When my right hon. Friend manages to get to Zimbabwe, will she remind Mr. Mugabe of the Pope's visit to that country, when he called for apartheid to be ended, not by sanctions and boycott, but by constructive discussion and pressures? Will my right hon. Friend also remind Mr. Mugabe of the recent visit to Harare of the South African white and black rugby organisers and express the hope that the conclusions that have come from those discussons are the way forward? Does she agree that Zimbabwe, the Western world and Africa should respond, when such progress is made towards ending apartheid, by welcoming the South Africans back into the international fold?

Mrs. Chalker

When I next see President Mugabe I shall most certainly point out the importance of what the Pope said, and far more was said on that issue than was probably published in British newspapers. It is only through constructive discussion that apartheid will be brought to an end and a representative system of non-racial government effected in South Africa.

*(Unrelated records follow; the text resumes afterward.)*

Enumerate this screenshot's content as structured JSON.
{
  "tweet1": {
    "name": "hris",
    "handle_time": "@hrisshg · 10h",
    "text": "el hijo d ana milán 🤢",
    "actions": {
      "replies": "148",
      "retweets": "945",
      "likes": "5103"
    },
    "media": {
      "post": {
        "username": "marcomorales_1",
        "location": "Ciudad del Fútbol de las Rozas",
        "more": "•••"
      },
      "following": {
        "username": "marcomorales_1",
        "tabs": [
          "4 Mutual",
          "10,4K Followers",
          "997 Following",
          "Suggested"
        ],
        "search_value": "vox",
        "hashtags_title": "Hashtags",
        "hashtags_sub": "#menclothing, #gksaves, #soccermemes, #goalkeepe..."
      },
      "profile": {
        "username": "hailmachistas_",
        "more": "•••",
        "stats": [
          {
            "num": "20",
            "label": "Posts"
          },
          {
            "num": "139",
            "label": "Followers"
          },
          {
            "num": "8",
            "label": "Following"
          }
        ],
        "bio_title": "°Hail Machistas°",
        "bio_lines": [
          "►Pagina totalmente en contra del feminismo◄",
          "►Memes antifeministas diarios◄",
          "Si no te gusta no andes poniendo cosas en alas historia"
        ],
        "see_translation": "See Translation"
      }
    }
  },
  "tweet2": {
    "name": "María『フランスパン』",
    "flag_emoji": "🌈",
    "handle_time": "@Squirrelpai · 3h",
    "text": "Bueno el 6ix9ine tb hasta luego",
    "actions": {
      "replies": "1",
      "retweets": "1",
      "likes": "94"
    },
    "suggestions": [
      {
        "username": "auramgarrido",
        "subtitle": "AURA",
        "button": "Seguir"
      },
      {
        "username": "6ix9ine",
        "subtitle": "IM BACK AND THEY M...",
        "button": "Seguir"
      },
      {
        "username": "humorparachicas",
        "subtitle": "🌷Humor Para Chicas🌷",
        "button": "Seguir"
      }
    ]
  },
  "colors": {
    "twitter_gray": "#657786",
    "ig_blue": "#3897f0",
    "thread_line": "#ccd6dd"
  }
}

Although I welcome the reports of the meeting of the South African rugby board with various people in Harare, it would be premature to speculate about a change of policy. If the press reports that we have seen are confirmed, I shall agree with my hon. Friend that that change of policy is a worthwhile step in the long progress towards genuine non-racialism in sport in South Africa. We hope sincerely that that will happen.

Mr. Roger King

When my right hon. Friend goes to Zimbabwe, will she ensure that she takes with her—and does not leave any behind—some photographs that she can give to the Zimbabwean Government of notable members of our own political system, so that unfortunate incidents such as the one earlier in the year, when the Leader of Her Majesty's Opposition was not known, can be avoided?

Mrs. Chalker

I would recommend to the Zimbabweans that they should have an excellent book such as The Times "Guide to the House of Commons", so that they can recognise hon. Members. In case that is not ready in time, I shall see about a scrapbook that features photographs of members of the Opposition Front Bench.